For the first weeks, the new job looked quite good: Small, successful B2B-service company, skilled people, little in-house design expertise – enormous creative power. When Carl took up the job, his colleagues wanted him to do things he easily mastered: uniform templates instead of a proliferation of shapes, pretty infographics instead of dull Excel sheets, a little image cropping for the website. Here and there, a filter for portrait photos. At some point, a guideline for creating presentations for potential customers. Then, in the middle of week five, on a Wednesday evening, there was a knock on the door and the CEO was standing in front of him. “Hi, Carl,” he said. And Carl knew that wasn’t going to mean anything good.
His boss did not fire him. It was worse. “Your work is fantastic. And now, finally, the time has come: Our company needs a new logo!” said the senior. “These five people from the company…” – he handed over a list – “will help you with the design. They all have great ideas, you know. But they’re all completely different. I’m sure this will help you.”
And before he closed the door, he stuck his head in once more: “Can you make it by the end of next week? Thanks.”
You don’t even have to ask. I know how you feel and how tricky your situation is. But there is a solution to your problem. It needs courage and perseverance, but I’ll give you the tools for argumentation now.
First of all, stick to the things you’ve learned. There are some basic rules when it comes to logo design. Do not sacrifice those rules for the sake of individual opinions. Everyone has tastes and preferences, but making a logo and creating a branding for a company is not about individual opinions, it’s about the company. Every company has strategies and goals, so when you have the meeting with those five people from the company focus on the company’s strategy, mind-set and values, and the target audience. Prepare some questions that help you understand what the goal with the new logo is, why the company wants to change it and what your colleagues want to keep from the old logo. After understanding the goal and taking a brief glimpse at Designing B2B Brands (a book that contains lessons from Deloitte and 195,000 Brand Managers – which should be sufficient for your project; just sayin’), you can start to draft.

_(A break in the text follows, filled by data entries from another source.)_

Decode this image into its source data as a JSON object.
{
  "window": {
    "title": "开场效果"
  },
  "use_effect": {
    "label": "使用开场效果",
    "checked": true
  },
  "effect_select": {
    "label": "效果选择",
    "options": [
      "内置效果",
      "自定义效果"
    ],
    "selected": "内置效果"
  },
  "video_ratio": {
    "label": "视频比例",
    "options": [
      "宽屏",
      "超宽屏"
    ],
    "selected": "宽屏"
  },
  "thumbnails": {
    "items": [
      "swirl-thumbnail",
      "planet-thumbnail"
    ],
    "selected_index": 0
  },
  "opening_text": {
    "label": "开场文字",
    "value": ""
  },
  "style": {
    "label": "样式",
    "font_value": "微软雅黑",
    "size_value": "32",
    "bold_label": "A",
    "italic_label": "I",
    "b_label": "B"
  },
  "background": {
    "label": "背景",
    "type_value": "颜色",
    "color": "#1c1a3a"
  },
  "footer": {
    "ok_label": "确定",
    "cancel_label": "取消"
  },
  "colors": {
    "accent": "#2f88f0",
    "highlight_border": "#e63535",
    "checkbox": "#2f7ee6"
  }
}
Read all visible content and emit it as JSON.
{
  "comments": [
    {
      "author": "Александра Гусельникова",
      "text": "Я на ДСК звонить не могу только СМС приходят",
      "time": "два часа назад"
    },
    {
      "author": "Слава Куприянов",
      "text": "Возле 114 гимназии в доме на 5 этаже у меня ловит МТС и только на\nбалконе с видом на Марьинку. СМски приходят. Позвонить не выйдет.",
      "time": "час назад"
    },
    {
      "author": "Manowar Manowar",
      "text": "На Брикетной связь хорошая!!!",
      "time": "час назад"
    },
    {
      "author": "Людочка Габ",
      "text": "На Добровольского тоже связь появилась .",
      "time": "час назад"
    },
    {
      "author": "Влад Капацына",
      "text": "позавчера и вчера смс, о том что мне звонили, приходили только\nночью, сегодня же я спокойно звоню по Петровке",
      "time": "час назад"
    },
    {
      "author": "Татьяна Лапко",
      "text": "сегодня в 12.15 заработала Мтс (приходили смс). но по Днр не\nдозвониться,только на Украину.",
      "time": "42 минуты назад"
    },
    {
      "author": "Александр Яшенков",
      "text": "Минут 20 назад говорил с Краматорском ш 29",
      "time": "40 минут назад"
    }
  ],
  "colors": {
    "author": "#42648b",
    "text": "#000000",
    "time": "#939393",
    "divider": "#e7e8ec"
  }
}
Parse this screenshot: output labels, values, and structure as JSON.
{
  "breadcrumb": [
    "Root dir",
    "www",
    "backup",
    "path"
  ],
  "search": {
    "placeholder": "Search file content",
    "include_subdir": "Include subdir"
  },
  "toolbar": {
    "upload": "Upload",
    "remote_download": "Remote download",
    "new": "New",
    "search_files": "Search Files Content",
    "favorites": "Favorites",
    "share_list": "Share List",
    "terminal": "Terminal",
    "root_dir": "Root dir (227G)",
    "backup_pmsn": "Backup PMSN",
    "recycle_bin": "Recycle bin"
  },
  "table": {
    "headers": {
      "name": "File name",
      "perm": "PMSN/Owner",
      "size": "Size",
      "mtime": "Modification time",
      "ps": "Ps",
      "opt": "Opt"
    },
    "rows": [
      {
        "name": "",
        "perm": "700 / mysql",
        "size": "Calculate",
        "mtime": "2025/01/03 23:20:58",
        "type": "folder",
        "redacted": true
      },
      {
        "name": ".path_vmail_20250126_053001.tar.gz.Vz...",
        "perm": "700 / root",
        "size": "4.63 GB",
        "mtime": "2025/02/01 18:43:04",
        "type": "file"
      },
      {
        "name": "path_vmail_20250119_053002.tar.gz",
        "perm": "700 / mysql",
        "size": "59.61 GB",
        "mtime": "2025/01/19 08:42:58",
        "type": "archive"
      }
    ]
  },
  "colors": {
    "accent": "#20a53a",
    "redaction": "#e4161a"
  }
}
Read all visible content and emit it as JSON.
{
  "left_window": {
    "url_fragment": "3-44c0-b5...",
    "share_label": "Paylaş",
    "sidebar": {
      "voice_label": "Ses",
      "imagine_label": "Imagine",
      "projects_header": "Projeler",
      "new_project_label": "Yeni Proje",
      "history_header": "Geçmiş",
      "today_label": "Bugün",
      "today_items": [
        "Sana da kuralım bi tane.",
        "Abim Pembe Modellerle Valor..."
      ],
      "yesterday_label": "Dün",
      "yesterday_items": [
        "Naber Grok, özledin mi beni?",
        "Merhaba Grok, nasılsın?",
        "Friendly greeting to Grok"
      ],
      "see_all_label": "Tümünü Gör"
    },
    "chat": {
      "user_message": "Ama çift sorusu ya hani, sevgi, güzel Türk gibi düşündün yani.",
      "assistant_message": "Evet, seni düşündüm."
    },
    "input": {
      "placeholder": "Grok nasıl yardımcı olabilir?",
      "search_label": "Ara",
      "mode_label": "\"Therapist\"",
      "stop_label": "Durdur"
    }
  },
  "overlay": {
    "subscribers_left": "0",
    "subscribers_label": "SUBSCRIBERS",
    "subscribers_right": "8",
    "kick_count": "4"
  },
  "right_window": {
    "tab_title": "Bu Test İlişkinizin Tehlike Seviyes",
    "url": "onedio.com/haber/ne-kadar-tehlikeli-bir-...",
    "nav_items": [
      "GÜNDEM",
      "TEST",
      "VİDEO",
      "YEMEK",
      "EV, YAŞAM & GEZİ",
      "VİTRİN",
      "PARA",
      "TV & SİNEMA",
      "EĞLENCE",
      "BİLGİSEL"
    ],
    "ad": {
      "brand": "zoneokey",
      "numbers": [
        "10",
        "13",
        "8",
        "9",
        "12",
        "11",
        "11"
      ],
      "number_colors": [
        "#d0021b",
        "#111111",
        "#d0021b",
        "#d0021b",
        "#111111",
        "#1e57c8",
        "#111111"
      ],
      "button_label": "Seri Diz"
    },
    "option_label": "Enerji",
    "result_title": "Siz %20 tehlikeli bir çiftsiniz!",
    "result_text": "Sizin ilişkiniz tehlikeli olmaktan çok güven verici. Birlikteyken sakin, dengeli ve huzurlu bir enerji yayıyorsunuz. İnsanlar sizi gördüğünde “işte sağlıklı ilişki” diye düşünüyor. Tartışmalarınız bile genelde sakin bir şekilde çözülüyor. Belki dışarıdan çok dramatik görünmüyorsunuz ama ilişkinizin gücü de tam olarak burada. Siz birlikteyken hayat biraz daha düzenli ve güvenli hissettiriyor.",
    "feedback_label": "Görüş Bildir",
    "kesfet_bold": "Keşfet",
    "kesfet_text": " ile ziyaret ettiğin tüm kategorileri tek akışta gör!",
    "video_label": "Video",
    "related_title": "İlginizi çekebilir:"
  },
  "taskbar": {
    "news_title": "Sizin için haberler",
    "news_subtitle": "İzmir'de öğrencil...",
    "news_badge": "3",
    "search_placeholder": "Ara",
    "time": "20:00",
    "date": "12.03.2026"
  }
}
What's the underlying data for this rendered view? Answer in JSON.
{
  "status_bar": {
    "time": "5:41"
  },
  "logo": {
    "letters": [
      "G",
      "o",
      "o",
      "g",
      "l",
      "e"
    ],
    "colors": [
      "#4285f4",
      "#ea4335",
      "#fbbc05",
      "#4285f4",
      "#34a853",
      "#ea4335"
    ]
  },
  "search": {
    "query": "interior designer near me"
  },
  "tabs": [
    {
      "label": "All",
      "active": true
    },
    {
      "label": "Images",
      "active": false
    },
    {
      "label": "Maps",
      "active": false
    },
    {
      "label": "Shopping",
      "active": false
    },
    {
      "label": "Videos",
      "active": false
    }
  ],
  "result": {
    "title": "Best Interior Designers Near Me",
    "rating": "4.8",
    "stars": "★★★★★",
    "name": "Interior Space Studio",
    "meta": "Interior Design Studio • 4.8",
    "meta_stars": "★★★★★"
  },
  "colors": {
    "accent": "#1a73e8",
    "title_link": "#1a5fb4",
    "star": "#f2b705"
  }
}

As I mentioned above, stick to what you’ve learned. Here are my basic 11 reminders:
- Start with the one-color version.
- Avoid more than two fonts (one is the ideal).
- Avoid more than two colors.
- Keep it simple.
- Keep it balanced.
- Keep it appropriate.
- Reflect your business.
- Mind the target audience.
- Don’t be too literal.
- Be different.
- And last but not least: Keep in mind that your logo should work in small size as well as on an embroidered T-shirt. That’s important when you’re about to make a too-detailed logo.
When you present your drafts, start with asking “Why?”. Tell your convincing story behind the drafts to all involved decision makers. It helps them understand why you chose the colors, the font and other elements. This way, you can start the negotiation with objective points. When you continue, and if you have to explain the credibility of the logo at all, you can always come back to the list above.
It’s going to work. No worries! ?